BW: What and who does a crit typically involve?
M: A crit involves the students individually presenting their design work project to a panel of critics. The panel is typically made up of their tutors, visiting tutors from either the same university or another one, external academics, recent graduates and other external people working in or somehow involved in design, architecture or the built environment. The student pins up all their printed sheets on the wall and is then given a set amount of time to explain their work, the design process, the inspiration and their proposal, which is then followed by feedback by the panel and a critical discussion on how to push the project forward and improve it.

BW: What areas are assessed?
M: The students are primarily assessed on their ability to critically develop a design brief, analyse and propose a solution, which responds to the needs of the users and society. On top of this, it is also important to develop a successful and clear way of explaining and presenting their ideas through a range of media, such as drawings, sketches, models and collages as well as through verbal presentation.

BW: When you participated in crits as a student, what were the benefits of them and how did they help your development as an architect/designer?
M: Thinking back, I actually think one incredibly important benefit was learning that sometimes you need to step back from your work in order to take it forwards, not only physically by pinning up your work on the wall and watching it from a distance, but also through bouncing ideas off other people and understanding great design comes out of discussions and talking to others, whether they are your tutors, strangers, friends or family. It is easy, especially as a student only recently starting your journey in architecture, to get stuck by working hard on your own and only relying on yourself in improving your design work. This is when the crits force you to step out of your own 'bubble' and explain your thought processes and ideas to others. As a result, you will understand its weaknesses and strengths and gain the insight of your critics from an outside view; things that might be obvious but as you have been too close to your own work, you have failed to see yourself. After having experienced a number of crits, you will become increasingly independent in seeing your work through other people's points of views. This has definitely helped me develop into a better designer; allowing yourself to be critical and realising this critical mindset is what will make you a better designer.

BW: What's the worse thing about them?
M: Crits can definitely cause a lot of stress and nervosity, but as you go through your studies you start getting used to the format of presenting your work and understand what is expected of you, which makes the experience much more enjoyable and rewarding. Students sometimes wrongly think of crits as an occasion for your tutors to tell you everything you've done wrong, but should instead be seen as an opportunity to discuss the project and its aims objectively. 
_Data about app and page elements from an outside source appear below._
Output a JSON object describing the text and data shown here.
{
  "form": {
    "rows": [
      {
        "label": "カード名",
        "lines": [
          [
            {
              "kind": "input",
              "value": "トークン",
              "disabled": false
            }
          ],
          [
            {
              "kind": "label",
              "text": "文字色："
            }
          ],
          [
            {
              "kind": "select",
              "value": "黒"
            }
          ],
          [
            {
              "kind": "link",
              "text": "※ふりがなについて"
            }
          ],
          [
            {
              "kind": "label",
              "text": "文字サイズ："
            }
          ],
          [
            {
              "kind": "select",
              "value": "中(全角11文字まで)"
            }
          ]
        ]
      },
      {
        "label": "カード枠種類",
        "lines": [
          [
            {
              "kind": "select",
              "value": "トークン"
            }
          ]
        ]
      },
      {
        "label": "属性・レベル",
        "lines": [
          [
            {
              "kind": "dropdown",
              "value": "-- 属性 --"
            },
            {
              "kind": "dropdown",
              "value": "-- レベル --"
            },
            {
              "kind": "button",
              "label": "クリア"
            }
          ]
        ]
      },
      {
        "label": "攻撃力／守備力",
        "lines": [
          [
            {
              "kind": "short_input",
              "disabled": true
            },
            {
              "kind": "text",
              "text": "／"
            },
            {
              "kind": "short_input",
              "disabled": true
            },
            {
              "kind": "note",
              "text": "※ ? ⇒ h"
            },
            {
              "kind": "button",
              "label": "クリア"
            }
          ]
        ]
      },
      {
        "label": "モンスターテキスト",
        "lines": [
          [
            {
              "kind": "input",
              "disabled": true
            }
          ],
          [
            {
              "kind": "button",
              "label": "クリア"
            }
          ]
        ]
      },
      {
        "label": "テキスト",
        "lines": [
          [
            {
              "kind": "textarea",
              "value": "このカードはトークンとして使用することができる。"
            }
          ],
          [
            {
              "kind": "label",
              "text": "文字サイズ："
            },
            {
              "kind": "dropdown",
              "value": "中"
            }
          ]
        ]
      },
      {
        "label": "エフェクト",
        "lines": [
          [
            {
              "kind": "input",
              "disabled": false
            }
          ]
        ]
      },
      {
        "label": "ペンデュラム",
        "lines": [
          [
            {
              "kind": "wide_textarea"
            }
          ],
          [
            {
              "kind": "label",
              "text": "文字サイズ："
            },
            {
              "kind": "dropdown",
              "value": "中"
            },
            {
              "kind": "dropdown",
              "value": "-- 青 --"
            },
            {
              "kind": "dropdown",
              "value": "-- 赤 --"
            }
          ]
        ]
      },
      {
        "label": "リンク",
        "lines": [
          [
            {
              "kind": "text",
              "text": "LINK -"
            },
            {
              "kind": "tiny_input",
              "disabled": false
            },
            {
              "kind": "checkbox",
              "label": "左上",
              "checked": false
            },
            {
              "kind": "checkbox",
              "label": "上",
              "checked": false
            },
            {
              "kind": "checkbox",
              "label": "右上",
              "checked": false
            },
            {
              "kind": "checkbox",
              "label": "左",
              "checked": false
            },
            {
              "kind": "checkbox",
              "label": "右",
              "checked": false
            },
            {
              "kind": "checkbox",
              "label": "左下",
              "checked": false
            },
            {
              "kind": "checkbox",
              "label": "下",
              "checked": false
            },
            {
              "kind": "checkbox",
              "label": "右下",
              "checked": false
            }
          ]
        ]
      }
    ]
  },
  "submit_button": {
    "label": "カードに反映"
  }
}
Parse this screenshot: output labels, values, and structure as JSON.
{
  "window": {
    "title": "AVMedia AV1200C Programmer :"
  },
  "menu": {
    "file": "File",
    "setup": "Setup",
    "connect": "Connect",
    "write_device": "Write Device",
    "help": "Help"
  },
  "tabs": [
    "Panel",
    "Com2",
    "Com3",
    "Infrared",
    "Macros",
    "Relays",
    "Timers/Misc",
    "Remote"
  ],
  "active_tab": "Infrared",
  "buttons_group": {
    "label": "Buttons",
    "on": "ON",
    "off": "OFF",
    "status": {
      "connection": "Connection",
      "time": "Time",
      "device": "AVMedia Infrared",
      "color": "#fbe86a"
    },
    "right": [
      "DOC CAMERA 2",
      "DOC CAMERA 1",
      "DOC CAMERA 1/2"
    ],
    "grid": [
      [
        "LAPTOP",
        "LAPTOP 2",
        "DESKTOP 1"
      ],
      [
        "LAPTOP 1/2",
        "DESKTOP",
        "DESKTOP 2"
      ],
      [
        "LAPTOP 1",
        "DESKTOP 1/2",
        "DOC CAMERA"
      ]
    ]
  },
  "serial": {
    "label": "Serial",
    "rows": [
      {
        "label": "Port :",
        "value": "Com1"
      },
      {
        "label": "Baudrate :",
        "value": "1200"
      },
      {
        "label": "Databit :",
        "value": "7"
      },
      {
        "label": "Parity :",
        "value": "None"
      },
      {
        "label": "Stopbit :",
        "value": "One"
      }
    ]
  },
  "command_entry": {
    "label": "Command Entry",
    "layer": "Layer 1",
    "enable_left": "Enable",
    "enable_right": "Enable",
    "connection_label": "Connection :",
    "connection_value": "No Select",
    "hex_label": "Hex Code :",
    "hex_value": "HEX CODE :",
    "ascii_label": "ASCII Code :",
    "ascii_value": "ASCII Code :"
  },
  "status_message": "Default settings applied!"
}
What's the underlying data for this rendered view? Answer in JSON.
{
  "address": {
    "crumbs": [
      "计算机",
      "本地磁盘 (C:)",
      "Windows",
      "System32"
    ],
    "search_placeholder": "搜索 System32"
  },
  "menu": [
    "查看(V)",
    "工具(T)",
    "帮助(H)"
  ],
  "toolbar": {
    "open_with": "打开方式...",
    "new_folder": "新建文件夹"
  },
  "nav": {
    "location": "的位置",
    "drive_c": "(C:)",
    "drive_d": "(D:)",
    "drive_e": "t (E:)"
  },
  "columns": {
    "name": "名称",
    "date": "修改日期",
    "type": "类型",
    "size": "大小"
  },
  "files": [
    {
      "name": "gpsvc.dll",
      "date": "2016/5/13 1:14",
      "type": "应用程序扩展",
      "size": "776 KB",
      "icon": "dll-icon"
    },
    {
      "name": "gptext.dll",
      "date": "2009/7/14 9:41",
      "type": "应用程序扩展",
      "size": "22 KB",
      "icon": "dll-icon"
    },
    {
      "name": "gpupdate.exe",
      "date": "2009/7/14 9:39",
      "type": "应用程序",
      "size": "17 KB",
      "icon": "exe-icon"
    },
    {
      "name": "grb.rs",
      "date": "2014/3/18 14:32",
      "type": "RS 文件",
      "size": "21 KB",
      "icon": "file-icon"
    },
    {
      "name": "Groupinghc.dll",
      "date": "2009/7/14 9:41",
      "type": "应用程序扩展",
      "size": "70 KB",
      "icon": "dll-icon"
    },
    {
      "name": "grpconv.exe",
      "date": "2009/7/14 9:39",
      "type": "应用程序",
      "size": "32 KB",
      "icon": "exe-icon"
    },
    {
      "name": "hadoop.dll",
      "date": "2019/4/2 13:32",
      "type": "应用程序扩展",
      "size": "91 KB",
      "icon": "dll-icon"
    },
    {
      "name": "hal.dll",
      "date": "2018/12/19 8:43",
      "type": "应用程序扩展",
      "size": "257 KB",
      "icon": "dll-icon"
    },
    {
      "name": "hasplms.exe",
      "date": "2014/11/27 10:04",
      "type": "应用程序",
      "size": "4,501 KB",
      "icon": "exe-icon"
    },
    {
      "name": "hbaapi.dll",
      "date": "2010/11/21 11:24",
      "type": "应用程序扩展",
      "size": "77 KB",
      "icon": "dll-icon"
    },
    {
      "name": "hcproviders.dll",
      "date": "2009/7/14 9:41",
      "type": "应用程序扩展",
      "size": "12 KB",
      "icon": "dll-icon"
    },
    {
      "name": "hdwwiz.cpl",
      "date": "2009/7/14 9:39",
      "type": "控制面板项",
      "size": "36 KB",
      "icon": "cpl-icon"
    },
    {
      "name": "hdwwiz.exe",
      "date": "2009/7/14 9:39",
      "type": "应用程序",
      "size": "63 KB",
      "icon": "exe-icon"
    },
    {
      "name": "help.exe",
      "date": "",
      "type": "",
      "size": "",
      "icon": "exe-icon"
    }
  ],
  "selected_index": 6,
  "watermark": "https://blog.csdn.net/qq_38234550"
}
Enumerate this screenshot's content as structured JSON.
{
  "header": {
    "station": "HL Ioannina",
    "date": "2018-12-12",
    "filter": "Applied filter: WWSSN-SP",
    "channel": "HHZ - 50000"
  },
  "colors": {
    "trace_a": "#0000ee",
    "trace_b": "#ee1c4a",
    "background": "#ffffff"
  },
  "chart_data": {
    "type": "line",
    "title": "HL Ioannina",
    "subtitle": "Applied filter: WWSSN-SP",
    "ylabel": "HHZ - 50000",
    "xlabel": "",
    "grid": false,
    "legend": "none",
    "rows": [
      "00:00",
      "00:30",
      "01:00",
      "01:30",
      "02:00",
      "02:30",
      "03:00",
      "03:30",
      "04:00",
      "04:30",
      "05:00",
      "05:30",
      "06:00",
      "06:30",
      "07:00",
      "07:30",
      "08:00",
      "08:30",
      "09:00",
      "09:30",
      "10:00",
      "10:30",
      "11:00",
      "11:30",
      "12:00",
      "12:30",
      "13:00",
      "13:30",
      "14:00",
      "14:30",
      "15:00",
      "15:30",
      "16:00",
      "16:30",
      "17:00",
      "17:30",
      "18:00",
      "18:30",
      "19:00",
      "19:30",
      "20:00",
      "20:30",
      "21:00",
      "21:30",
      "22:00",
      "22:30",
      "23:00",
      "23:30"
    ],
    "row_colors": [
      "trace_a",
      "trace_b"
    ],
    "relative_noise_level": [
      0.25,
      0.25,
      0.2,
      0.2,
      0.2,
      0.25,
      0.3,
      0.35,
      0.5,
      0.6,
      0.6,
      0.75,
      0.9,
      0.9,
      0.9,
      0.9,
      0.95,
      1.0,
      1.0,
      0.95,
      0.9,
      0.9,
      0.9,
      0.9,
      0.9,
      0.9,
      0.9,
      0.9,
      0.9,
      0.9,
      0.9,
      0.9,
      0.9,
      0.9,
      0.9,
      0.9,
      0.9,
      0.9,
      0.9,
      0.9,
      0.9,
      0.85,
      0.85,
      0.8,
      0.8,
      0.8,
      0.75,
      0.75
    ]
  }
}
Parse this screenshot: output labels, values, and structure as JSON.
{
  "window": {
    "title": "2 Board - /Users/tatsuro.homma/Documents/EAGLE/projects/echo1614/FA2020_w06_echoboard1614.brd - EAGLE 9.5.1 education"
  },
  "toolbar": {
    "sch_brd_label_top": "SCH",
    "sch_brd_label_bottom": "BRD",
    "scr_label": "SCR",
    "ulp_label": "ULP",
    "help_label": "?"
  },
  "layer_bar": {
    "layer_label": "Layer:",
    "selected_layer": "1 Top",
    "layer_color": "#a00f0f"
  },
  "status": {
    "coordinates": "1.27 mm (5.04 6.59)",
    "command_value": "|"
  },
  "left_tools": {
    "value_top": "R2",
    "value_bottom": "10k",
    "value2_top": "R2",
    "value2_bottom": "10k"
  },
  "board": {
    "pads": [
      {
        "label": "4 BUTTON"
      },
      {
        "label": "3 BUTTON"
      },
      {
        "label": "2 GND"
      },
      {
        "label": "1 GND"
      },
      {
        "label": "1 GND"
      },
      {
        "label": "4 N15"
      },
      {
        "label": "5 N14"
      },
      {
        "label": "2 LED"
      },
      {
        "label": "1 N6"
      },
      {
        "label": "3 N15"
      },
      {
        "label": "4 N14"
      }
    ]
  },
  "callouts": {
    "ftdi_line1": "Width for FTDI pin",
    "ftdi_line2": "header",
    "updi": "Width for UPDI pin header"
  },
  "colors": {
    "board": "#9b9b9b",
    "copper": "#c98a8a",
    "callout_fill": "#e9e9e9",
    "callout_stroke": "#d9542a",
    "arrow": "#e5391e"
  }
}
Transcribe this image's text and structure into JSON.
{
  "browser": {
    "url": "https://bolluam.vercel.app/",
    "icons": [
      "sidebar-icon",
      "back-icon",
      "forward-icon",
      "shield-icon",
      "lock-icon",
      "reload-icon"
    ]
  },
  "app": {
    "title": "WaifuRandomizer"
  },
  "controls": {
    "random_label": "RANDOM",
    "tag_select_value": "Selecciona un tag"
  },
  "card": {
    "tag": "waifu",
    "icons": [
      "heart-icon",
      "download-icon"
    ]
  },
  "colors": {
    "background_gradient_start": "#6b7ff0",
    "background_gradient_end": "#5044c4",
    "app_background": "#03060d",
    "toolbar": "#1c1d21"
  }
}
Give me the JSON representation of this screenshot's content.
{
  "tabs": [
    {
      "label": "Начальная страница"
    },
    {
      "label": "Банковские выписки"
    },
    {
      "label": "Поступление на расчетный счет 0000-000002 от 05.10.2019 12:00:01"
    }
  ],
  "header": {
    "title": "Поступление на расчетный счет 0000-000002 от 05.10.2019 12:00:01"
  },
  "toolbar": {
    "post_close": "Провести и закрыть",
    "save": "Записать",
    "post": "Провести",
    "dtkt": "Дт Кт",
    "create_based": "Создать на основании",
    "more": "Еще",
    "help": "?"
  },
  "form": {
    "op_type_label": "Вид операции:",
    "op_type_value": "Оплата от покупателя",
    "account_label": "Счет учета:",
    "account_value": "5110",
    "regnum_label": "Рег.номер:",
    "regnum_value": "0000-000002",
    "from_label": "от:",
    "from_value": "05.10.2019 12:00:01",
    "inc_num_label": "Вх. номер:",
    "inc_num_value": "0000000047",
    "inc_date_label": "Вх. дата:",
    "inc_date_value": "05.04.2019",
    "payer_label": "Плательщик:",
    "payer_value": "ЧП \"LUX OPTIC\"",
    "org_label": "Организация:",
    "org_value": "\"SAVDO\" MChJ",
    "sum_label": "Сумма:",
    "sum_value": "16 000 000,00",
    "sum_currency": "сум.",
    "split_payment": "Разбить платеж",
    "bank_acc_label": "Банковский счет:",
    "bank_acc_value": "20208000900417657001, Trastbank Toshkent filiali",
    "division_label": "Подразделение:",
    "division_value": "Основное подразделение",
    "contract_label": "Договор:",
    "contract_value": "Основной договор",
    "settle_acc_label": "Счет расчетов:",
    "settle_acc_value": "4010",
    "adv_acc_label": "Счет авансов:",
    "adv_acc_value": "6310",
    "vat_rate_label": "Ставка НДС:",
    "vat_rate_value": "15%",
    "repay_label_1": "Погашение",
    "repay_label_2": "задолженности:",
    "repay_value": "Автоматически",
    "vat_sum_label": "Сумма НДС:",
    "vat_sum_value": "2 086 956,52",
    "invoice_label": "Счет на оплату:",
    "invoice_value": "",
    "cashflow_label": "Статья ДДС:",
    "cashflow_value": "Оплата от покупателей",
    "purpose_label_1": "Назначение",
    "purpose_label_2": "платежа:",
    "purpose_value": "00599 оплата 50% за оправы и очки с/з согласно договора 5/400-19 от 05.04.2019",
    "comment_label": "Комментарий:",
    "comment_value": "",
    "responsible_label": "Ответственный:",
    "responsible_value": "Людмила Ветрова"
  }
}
BW: What one piece of advice would you give to an architecture student prepping for their crit?
M: I would probably say it's incredibly important to have a plan on how you will be presenting your work. Don't forget you will be presenting in front of people who may have never seen your work before, so be clear and to the point. It's also really important to keep an open mind to any feedback you might get. It's easy to get defensive when you're being critted because at that time you define yourself through your project (having worked on it consistently for weeks and weeks, often losing sleep to get those drawings finished), but a crit is not there to judge you and your worth but to ultimately make you a better architect.